Kickbacks: SEC v. Henderson, Civil Action No. 11-cv-12116 (D. Mass. Dec. 1, 2011) is a previously filed action against Paul Desjourdy, the former President, CEO, CFO, treasurer and general counsel of Symbollon Pharmaceuticals, Inc. Mr. Desjourdy met with a representative of a hedge fund and entered into a kickback agreement in which the hedge fund would purchase $5 million of Symbollon stock in return for a kickback. The hedge fund representative was an undercover agent. Mr. Desjourdy settled with the SEC, consenting to the entry of a permanent injunction based on Exchange Act Section 10(b). He was ordered to pay disgorgement of $54,000. That amount was deemed satisfied by the forfeiture order in the parallel criminal case. The judgment also prohibits him from serving as an officer or director. In the parallel criminal case he was ordered to serve 18 months of probation and forfeit $54,000 after pleading guilty to one count of mail fraud and one count of conspiracy. See Lit. Rel. No. 23082 (Sept. 12, 2014).

Investment fund fraud: SEC v. Abatement Corp. Holding Company Limited, Civil Action No. 1:14-cv-2336 (S.D. Fla. Filed September 10, 2014) is an action against the company which was operated by the now deceased Joseph Laurer. Beginning in 2004 Mr. Laurer raised about $4.6 million from 50 investors. The funds were to be put in Abatement Corp. and invested in high grade corporate bonds. Investors were told they were guaranteed against loss by either the FDIC or SIPIC. By 2007 the fund became a pure Ponzi scheme. At the time of Mr. Laurer’s death earlier this year about $900,000 remained in the corporate bank account. The complaint alleges violations of each subsection of Securities Act Section 17(a) and Exchange Act Section 10(b). The Court granted a freeze order. The case is pending. See Lit. Rel. No. 23085 (Sep. 16, 2014).


Misleading advertising: The Australia Securities and Investment Commission fined Invast Financial Services Pty, Ltd. $20,400 for misleading advertising. The advertising suggested that investors could engage in risk free trading on a firm platform that was actually a demonstration; that a firm site regarding Forex trading improperly suggested that the investor was actually buying or selling the underlying asset; and that a firm e-mail regarding FX and derivatives stating that they were low risk was incorrect in view of the disclaimer which stated they were actually high risk.

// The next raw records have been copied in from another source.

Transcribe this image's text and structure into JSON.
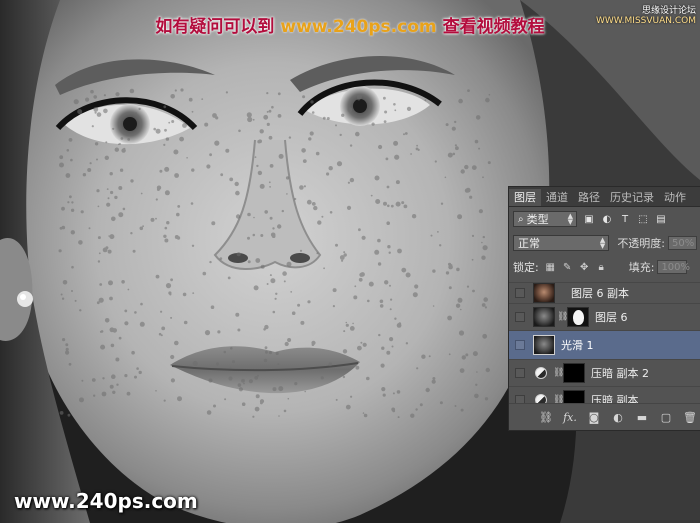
{
  "watermark": {
    "banner_prefix": "如有疑问可以到",
    "banner_url": "www.240ps.com",
    "banner_suffix": "查看视频教程",
    "corner_line1": "思缘设计论坛",
    "corner_line2": "WWW.MISSVUAN.COM",
    "footer_url": "www.240ps.com"
  },
  "layers_panel": {
    "tabs": [
      {
        "label": "图层",
        "active": true
      },
      {
        "label": "通道",
        "active": false
      },
      {
        "label": "路径",
        "active": false
      },
      {
        "label": "历史记录",
        "active": false
      },
      {
        "label": "动作",
        "active": false
      }
    ],
    "filter": {
      "label": "类型",
      "icons": [
        "image-filter-icon",
        "adjustment-filter-icon",
        "type-filter-icon",
        "shape-filter-icon",
        "smart-object-filter-icon"
      ]
    },
    "blend_mode": "正常",
    "opacity_label": "不透明度:",
    "opacity_value": "50%",
    "lock_label": "锁定:",
    "fill_label": "填充:",
    "fill_value": "100%",
    "layers": [
      {
        "name": "图层 6 副本",
        "kind": "pixel-color",
        "selected": false
      },
      {
        "name": "图层 6",
        "kind": "pixel-mask",
        "selected": false
      },
      {
        "name": "光滑 1",
        "kind": "pixel",
        "selected": true
      },
      {
        "name": "压暗 副本 2",
        "kind": "adjustment",
        "selected": false
      },
      {
        "name": "压暗 副本",
        "kind": "adjustment",
        "selected": false
      }
    ],
    "bottom_fx_label": "fx."
  }
}
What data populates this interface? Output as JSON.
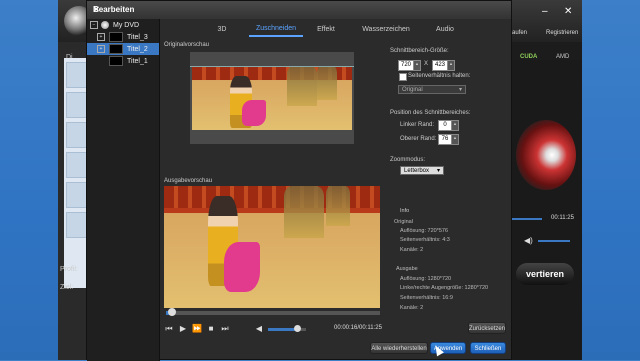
{
  "background_app": {
    "right_menu": {
      "left_item": "aufen",
      "register": "Registrieren"
    },
    "gpu": {
      "cuda": "CUDA",
      "amd": "AMD"
    },
    "left_labels": {
      "profile": "Profil:",
      "target": "Ziel:"
    },
    "time": "00:11:25",
    "convert_label": "vertieren",
    "side_item": "Di"
  },
  "dialog": {
    "title": "Bearbeiten",
    "tree": [
      {
        "label": "My DVD"
      },
      {
        "label": "Titel_3"
      },
      {
        "label": "Titel_2"
      },
      {
        "label": "Titel_1"
      }
    ],
    "tabs": [
      {
        "label": "3D"
      },
      {
        "label": "Zuschneiden"
      },
      {
        "label": "Effekt"
      },
      {
        "label": "Wasserzeichen"
      },
      {
        "label": "Audio"
      }
    ],
    "original_preview_label": "Originalvorschau",
    "output_preview_label": "Ausgabevorschau",
    "crop": {
      "area_size_label": "Schnittbereich-Größe:",
      "width": "720",
      "x_sep": "X",
      "height": "423",
      "keep_ratio_label": "Seitenverhältnis halten:",
      "ratio_value": "Original",
      "position_label": "Position des Schnittbereiches:",
      "left_margin_label": "Linker Rand:",
      "left_margin": "0",
      "top_margin_label": "Oberer Rand:",
      "top_margin": "76",
      "zoom_label": "Zoommodus:",
      "zoom_value": "Letterbox"
    },
    "info": {
      "heading": "Info",
      "original_heading": "Original",
      "orig_resolution": "Auflösung: 720*576",
      "orig_ratio": "Seitenverhältnis: 4:3",
      "orig_channels": "Kanäle: 2",
      "output_heading": "Ausgabe",
      "out_resolution": "Auflösung: 1280*720",
      "out_eye_res": "Linke/rechte Augengröße: 1280*720",
      "out_ratio": "Seitenverhältnis: 16:9",
      "out_channels": "Kanäle: 2"
    },
    "reset_label": "Zurücksetzen",
    "playback": {
      "time": "00:00:16/00:11:25",
      "progress": 0.03,
      "volume": 0.75
    },
    "buttons": {
      "restore_all": "Alle wiederherstellen",
      "apply": "Anwenden",
      "close": "Schließen"
    }
  }
}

Alert: The ASIC issued an alert warning consumers about a fake website promoting foreign exchange broker First Forex.

Hong Kong

Due diligence: The Securities and Futures Commission withdrew approval for Eric Shum Kam Chi to act as a responsible officer of Sun Hung Kai International Ltd. for three years. The action was taken because he failed to properly supervise the examination regarding Sino-Life Group Ltd. for listing on the Growth Enterprise Market of the Stock Exchange of Hong Kong Limited. In conducting the inquiry he failed to determine the accuracy and completeness of the financial information, determine the existence of various encumbrances, properly assess the business of a subsidiary and determine if the firm kept proper books and records. Although he knew that information was only selectively disclosed in the application he executed it.

United Kingdom

Conflicts: The Financial Conduct Authority banned and fined Peter Carron, formerly a senior partner at St. James’s Place Wealth Management Plc. £300,000. The FCA determined that he advised 11 clients to invest a total of £2.4 million in three companies of which he was a director and majority shareholder without adequately disclosing this fact to them. The clients lost about £2.2 million when the companies went into liquidation. The firm subsequently paid the clients about £1.9 million.